Exercise goal: From the first line to the last, repeat the records exactly and skip the pictures.

[Web page and app entries]
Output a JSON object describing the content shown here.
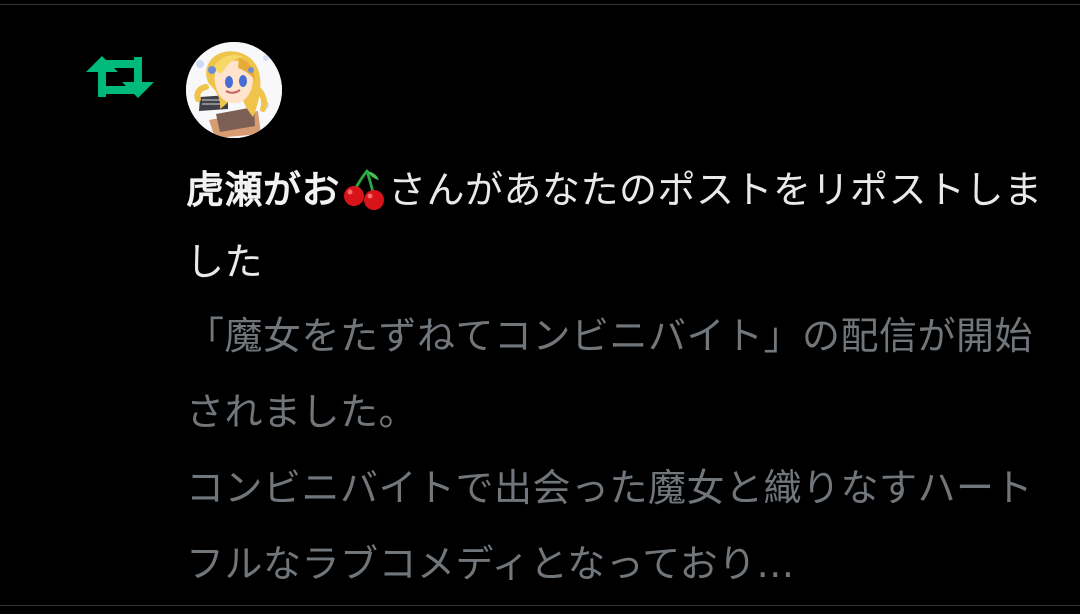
{
  "notification": {
    "type_icon": "repost-icon",
    "avatar_icon": "anime-avatar",
    "username": "虎瀬がお",
    "username_emoji": "cherry-emoji",
    "action_text": "さんがあなたのポストをリポストしました",
    "post_preview": "「魔女をたずねてコンビニバイト」の配信が開始されました。\nコンビニバイトで出会った魔女と織りなすハートフルなラブコメディとなっており..."
  },
  "colors": {
    "background": "#000000",
    "repost_icon": "#00ba7c",
    "primary_text": "#e7e9ea",
    "secondary_text": "#71767b",
    "divider": "#2f3336"
  }
}
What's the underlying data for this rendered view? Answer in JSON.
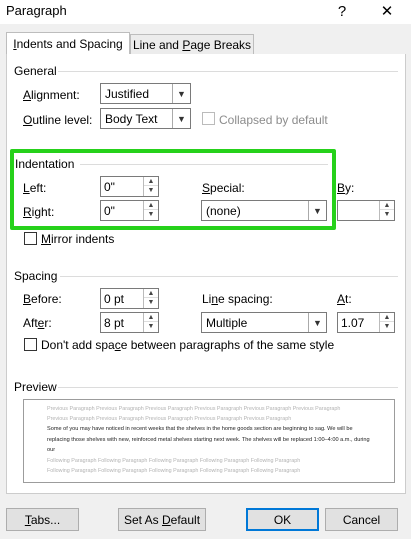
{
  "dialog": {
    "title": "Paragraph"
  },
  "window_controls": {
    "help": "?",
    "close": "✕"
  },
  "tabs": [
    {
      "label": "Indents and Spacing",
      "active": true
    },
    {
      "label": "Line and Page Breaks",
      "active": false
    }
  ],
  "general": {
    "title": "General",
    "alignment_label": "Alignment:",
    "alignment_value": "Justified",
    "outline_label": "Outline level:",
    "outline_value": "Body Text",
    "collapsed_label": "Collapsed by default"
  },
  "indentation": {
    "title": "Indentation",
    "left_label": "Left:",
    "left_value": "0\"",
    "right_label": "Right:",
    "right_value": "0\"",
    "special_label": "Special:",
    "special_value": "(none)",
    "by_label": "By:",
    "by_value": "",
    "mirror_label": "Mirror indents"
  },
  "spacing": {
    "title": "Spacing",
    "before_label": "Before:",
    "before_value": "0 pt",
    "after_label": "After:",
    "after_value": "8 pt",
    "line_spacing_label": "Line spacing:",
    "line_spacing_value": "Multiple",
    "at_label": "At:",
    "at_value": "1.07",
    "dont_add_label": "Don't add space between paragraphs of the same style"
  },
  "preview": {
    "title": "Preview",
    "previous_lines": [
      "Previous Paragraph Previous Paragraph Previous Paragraph Previous Paragraph Previous Paragraph Previous Paragraph",
      "Previous Paragraph Previous Paragraph Previous Paragraph Previous Paragraph Previous Paragraph"
    ],
    "sample_text": "Some of you may have noticed in recent weeks that the shelves in the home goods section are beginning to sag. We will be replacing those shelves with new, reinforced metal shelves starting next week. The shelves will be replaced 1:00–4:00 a.m., during our",
    "following_lines": [
      "Following Paragraph Following Paragraph Following Paragraph Following Paragraph Following Paragraph",
      "Following Paragraph Following Paragraph Following Paragraph Following Paragraph Following Paragraph"
    ]
  },
  "buttons": {
    "tabs": "Tabs...",
    "set_default": "Set As Default",
    "ok": "OK",
    "cancel": "Cancel"
  },
  "colors": {
    "highlight": "#26d11a",
    "default_button_border": "#0078d7"
  }
}
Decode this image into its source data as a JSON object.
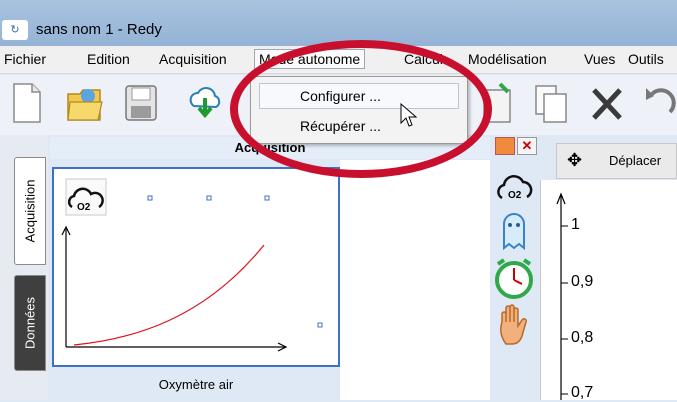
{
  "window": {
    "title": "sans nom 1 - Redy"
  },
  "menubar": {
    "items": [
      "Fichier",
      "Edition",
      "Acquisition",
      "Mode autonome",
      "Calcul",
      "Modélisation",
      "Vues",
      "Outils"
    ]
  },
  "dropdown": {
    "items": [
      "Configurer ...",
      "Récupérer ..."
    ]
  },
  "tabs": [
    "Acquisition",
    "Données"
  ],
  "panel": {
    "header": "Acquisition",
    "sensor_label": "Oxymètre air",
    "sensor_icon_text": "O2"
  },
  "right_toolbar": {
    "move_label": "Déplacer"
  },
  "axis": {
    "ticks": [
      "1",
      "0,9",
      "0,8",
      "0,7"
    ]
  },
  "colors": {
    "highlight": "#c8102e",
    "plot_border": "#3d71c5",
    "curve": "#e0121e"
  },
  "icons": [
    "new-document-icon",
    "open-folder-icon",
    "save-icon",
    "cloud-download-icon",
    "paste-icon",
    "copy-icon",
    "delete-icon",
    "undo-icon",
    "o2-cloud-icon",
    "ghost-icon",
    "clock-icon",
    "hand-icon",
    "move-icon"
  ]
}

Completed exercise:
Output a JSON object describing the content shown here.
{
  "notification": {
    "type_icon": "repost-icon",
    "avatar_icon": "anime-avatar",
    "username": "虎瀬がお",
    "username_emoji": "cherry-emoji",
    "action_text": "さんがあなたのポストをリポストしました",
    "post_preview": "「魔女をたずねてコンビニバイト」の配信が開始されました。\nコンビニバイトで出会った魔女と織りなすハートフルなラブコメディとなっており..."
  },
  "colors": {
    "background": "#000000",
    "repost_icon": "#00ba7c",
    "primary_text": "#e7e9ea",
    "secondary_text": "#71767b",
    "divider": "#2f3336"
  }
}
What's the underlying data for this rendered view? Answer in JSON.
{
  "dialog": {
    "title": "Paragraph"
  },
  "window_controls": {
    "help": "?",
    "close": "✕"
  },
  "tabs": [
    {
      "label": "Indents and Spacing",
      "active": true
    },
    {
      "label": "Line and Page Breaks",
      "active": false
    }
  ],
  "general": {
    "title": "General",
    "alignment_label": "Alignment:",
    "alignment_value": "Justified",
    "outline_label": "Outline level:",
    "outline_value": "Body Text",
    "collapsed_label": "Collapsed by default"
  },
  "indentation": {
    "title": "Indentation",
    "left_label": "Left:",
    "left_value": "0\"",
    "right_label": "Right:",
    "right_value": "0\"",
    "special_label": "Special:",
    "special_value": "(none)",
    "by_label": "By:",
    "by_value": "",
    "mirror_label": "Mirror indents"
  },
  "spacing": {
    "title": "Spacing",
    "before_label": "Before:",
    "before_value": "0 pt",
    "after_label": "After:",
    "after_value": "8 pt",
    "line_spacing_label": "Line spacing:",
    "line_spacing_value": "Multiple",
    "at_label": "At:",
    "at_value": "1.07",
    "dont_add_label": "Don't add space between paragraphs of the same style"
  },
  "preview": {
    "title": "Preview",
    "previous_lines": [
      "Previous Paragraph Previous Paragraph Previous Paragraph Previous Paragraph Previous Paragraph Previous Paragraph",
      "Previous Paragraph Previous Paragraph Previous Paragraph Previous Paragraph Previous Paragraph"
    ],
    "sample_text": "Some of you may have noticed in recent weeks that the shelves in the home goods section are beginning to sag. We will be replacing those shelves with new, reinforced metal shelves starting next week. The shelves will be replaced 1:00–4:00 a.m., during our",
    "following_lines": [
      "Following Paragraph Following Paragraph Following Paragraph Following Paragraph Following Paragraph",
      "Following Paragraph Following Paragraph Following Paragraph Following Paragraph Following Paragraph"
    ]
  },
  "buttons": {
    "tabs": "Tabs...",
    "set_default": "Set As Default",
    "ok": "OK",
    "cancel": "Cancel"
  },
  "colors": {
    "highlight": "#26d11a",
    "default_button_border": "#0078d7"
  }
}
Decode this image into its source data as a JSON object.
{
  "window": {
    "title": "sans nom 1 - Redy"
  },
  "menubar": {
    "items": [
      "Fichier",
      "Edition",
      "Acquisition",
      "Mode autonome",
      "Calcul",
      "Modélisation",
      "Vues",
      "Outils"
    ]
  },
  "dropdown": {
    "items": [
      "Configurer ...",
      "Récupérer ..."
    ]
  },
  "tabs": [
    "Acquisition",
    "Données"
  ],
  "panel": {
    "header": "Acquisition",
    "sensor_label": "Oxymètre air",
    "sensor_icon_text": "O2"
  },
  "right_toolbar": {
    "move_label": "Déplacer"
  },
  "axis": {
    "ticks": [
      "1",
      "0,9",
      "0,8",
      "0,7"
    ]
  },
  "colors": {
    "highlight": "#c8102e",
    "plot_border": "#3d71c5",
    "curve": "#e0121e"
  },
  "icons": [
    "new-document-icon",
    "open-folder-icon",
    "save-icon",
    "cloud-download-icon",
    "paste-icon",
    "copy-icon",
    "delete-icon",
    "undo-icon",
    "o2-cloud-icon",
    "ghost-icon",
    "clock-icon",
    "hand-icon",
    "move-icon"
  ]
}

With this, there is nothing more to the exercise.